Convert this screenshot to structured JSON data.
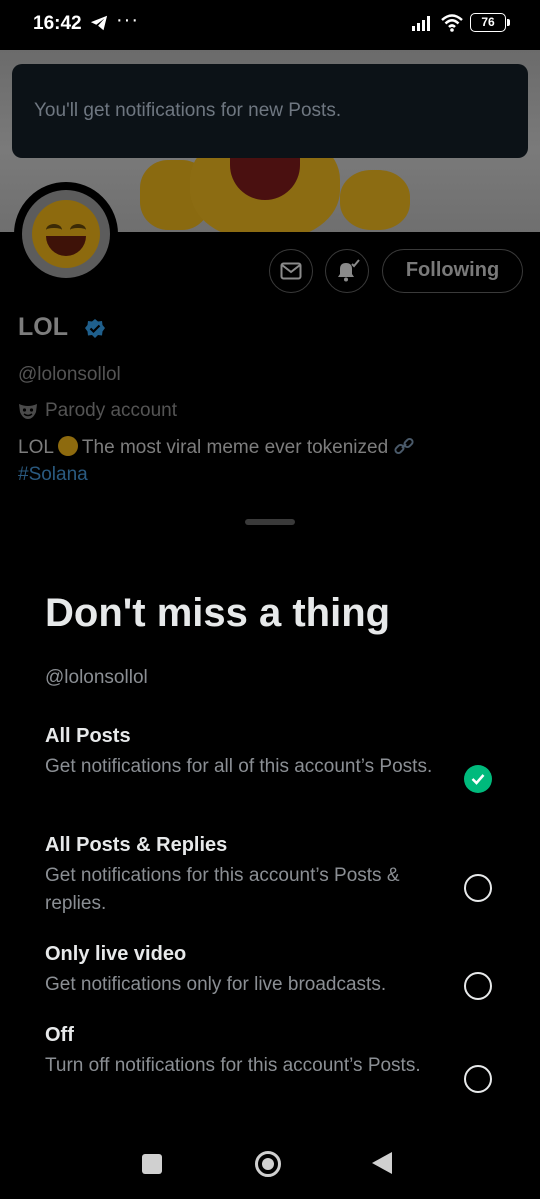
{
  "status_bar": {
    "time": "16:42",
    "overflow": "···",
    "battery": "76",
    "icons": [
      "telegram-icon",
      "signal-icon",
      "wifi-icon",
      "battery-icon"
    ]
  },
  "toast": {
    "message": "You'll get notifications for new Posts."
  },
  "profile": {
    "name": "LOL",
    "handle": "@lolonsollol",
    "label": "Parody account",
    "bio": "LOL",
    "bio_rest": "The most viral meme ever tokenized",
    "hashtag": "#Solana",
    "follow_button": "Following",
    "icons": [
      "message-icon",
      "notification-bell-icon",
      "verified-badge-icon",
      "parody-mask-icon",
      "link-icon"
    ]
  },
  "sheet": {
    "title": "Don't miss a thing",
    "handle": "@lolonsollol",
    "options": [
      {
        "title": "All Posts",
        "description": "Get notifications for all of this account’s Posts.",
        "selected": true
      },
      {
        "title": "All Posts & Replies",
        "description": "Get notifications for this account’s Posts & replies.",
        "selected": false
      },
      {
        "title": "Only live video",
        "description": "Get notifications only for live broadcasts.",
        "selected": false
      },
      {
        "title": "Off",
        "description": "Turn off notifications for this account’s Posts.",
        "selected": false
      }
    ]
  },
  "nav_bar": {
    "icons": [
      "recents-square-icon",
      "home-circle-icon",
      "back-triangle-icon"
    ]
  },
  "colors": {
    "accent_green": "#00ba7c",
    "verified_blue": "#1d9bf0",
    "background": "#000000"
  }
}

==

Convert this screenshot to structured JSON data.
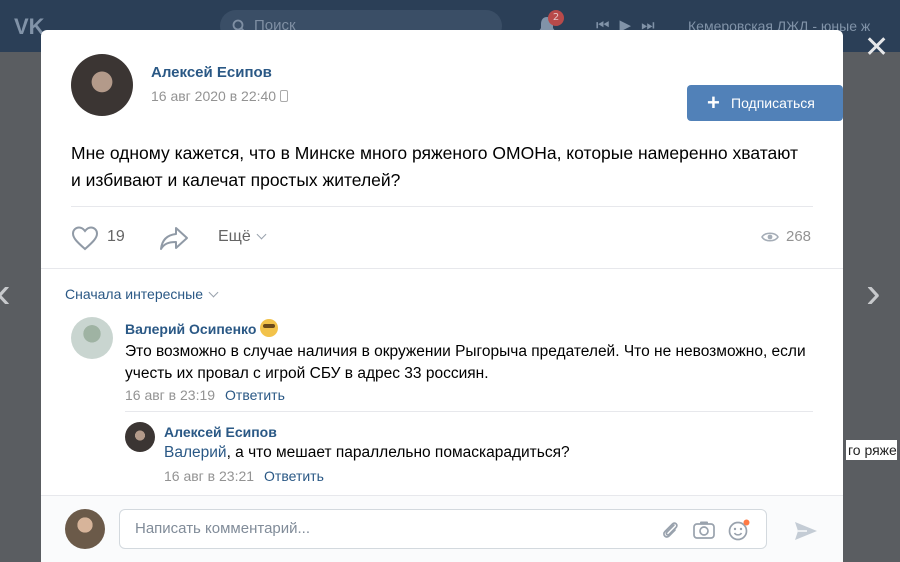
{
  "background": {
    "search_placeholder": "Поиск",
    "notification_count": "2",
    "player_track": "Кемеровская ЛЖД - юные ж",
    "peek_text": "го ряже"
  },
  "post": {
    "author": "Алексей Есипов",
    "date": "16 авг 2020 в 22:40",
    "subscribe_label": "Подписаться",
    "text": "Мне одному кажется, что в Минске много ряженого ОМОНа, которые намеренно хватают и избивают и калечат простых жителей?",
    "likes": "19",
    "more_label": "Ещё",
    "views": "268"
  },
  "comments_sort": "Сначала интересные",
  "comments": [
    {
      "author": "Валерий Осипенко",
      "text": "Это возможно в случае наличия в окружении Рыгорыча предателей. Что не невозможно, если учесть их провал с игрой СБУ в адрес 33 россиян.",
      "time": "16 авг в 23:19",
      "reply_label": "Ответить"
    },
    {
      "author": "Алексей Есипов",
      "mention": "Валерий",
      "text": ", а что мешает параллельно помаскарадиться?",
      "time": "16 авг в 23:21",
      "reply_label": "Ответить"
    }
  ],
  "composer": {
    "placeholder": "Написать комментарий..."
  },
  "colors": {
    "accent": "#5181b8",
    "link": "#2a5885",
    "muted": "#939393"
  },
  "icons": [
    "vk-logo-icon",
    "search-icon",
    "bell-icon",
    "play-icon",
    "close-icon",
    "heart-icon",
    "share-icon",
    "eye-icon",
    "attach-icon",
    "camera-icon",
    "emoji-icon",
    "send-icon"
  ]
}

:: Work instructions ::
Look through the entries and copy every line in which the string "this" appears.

:: Response ::
Convert this screenshot to structured JSON data.
        "description": "Get notifications for all of this account’s Posts.",
        "description": "Get notifications for this account’s Posts & replies.",
        "description": "Turn off notifications for this account’s Posts.",
Convert this screenshot to structured JSON data.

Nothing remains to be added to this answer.